• Problem to work on
Using the data below, copy every line that contains the word "accent".

Start of Supplied data

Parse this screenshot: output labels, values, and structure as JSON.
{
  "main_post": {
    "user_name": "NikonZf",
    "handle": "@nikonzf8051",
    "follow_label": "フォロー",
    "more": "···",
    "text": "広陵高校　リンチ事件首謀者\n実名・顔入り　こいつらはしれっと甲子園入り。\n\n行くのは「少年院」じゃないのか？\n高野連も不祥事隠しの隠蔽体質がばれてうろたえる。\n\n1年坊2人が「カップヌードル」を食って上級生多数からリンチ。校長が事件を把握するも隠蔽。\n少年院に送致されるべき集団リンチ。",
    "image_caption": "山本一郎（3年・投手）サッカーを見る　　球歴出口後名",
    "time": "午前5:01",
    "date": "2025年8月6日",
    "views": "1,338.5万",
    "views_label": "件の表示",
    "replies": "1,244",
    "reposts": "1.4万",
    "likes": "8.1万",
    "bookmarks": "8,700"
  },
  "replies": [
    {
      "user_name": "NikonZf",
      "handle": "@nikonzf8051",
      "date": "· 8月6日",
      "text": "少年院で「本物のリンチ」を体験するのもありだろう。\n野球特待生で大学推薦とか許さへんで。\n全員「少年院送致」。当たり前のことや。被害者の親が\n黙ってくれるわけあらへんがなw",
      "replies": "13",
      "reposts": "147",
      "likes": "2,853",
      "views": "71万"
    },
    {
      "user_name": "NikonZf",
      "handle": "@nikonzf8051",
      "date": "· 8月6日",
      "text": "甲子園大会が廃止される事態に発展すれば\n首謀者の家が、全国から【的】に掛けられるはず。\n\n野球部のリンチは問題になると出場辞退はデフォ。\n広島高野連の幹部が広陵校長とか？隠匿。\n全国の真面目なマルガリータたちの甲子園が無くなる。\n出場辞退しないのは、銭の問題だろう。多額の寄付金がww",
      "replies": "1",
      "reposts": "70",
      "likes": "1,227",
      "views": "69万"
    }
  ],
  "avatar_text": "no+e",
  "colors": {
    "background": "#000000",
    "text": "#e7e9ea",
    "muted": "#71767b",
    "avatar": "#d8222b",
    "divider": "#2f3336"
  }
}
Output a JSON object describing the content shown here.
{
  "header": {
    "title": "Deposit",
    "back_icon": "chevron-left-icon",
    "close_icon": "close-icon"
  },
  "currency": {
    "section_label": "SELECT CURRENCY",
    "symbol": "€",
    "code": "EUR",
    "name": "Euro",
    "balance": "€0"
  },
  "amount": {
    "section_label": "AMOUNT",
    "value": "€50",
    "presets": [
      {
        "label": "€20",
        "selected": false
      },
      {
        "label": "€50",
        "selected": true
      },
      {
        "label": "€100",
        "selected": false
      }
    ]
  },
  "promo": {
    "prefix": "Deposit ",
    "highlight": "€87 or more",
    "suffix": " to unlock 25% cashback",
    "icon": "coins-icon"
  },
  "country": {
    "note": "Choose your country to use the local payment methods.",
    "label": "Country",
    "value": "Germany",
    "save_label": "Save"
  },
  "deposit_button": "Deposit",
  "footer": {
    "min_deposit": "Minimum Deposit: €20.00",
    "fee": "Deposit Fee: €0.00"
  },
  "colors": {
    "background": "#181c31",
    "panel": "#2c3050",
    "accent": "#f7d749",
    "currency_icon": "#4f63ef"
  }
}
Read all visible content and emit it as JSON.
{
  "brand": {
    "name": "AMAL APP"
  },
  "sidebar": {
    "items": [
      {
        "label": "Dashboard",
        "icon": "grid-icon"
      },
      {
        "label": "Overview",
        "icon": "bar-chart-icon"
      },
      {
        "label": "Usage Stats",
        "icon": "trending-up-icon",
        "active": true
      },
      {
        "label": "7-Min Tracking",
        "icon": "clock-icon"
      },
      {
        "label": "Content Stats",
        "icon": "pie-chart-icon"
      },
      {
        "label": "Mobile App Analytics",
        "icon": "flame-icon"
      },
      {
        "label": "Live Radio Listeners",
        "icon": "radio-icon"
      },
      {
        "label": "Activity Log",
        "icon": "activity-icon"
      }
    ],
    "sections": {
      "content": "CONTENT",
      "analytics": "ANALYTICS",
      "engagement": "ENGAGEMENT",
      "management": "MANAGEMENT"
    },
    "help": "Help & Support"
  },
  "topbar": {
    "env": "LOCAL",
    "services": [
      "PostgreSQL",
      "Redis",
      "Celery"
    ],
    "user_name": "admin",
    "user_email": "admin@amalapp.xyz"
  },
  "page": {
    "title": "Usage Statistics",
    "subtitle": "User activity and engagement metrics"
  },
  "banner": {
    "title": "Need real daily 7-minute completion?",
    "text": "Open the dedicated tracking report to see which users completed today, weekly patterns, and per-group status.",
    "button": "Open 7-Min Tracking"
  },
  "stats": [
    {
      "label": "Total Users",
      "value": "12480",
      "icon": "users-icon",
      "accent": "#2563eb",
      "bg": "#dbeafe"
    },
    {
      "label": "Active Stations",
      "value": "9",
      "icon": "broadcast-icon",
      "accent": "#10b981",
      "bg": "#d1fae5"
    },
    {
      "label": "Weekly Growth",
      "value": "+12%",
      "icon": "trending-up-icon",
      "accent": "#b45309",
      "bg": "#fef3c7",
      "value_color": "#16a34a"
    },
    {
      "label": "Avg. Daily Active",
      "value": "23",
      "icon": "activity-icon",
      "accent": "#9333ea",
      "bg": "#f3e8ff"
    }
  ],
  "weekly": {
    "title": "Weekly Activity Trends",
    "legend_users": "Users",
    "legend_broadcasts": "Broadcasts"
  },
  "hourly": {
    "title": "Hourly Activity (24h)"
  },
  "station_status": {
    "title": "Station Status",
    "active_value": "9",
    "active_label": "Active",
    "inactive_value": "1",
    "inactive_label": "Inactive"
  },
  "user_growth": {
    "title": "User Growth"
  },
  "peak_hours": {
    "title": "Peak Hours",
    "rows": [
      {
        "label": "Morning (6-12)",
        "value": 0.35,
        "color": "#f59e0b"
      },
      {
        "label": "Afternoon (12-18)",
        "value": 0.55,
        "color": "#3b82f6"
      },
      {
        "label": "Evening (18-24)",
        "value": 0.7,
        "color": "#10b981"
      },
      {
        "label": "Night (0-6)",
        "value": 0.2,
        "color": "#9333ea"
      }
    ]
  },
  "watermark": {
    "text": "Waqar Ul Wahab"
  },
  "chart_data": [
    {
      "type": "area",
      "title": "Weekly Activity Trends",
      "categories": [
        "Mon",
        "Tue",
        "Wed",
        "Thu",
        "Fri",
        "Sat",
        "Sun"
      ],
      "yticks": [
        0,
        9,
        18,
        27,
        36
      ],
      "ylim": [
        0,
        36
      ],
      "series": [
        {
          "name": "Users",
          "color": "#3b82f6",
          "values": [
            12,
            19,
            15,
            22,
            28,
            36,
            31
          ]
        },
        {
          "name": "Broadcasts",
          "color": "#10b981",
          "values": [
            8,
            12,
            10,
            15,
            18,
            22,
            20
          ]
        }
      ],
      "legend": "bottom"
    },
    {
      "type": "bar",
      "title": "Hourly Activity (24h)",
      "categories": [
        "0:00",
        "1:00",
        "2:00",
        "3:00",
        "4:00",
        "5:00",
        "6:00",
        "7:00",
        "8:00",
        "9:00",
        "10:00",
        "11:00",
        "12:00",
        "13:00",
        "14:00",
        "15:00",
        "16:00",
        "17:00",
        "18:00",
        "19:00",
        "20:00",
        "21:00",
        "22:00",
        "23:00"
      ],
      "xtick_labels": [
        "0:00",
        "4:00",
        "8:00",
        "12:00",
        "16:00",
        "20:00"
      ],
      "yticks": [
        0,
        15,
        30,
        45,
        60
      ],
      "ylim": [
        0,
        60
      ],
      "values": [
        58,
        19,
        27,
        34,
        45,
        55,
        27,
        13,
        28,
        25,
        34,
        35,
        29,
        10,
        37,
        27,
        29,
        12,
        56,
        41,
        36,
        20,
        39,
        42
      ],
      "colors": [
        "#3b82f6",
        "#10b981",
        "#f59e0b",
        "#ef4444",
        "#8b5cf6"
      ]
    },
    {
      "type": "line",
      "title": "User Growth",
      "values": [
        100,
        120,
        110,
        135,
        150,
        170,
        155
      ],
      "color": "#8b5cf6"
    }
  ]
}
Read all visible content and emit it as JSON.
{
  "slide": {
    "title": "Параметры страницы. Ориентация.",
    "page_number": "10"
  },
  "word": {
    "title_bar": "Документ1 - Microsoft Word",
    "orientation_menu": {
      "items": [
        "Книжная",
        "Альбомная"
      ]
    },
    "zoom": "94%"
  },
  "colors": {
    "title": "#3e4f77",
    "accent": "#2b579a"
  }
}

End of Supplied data

• Response to the exercise
    "accent": "#f7d749",
      "accent": "#2563eb",
      "accent": "#10b981",
      "accent": "#b45309",
      "accent": "#9333ea",
    "accent": "#2b579a"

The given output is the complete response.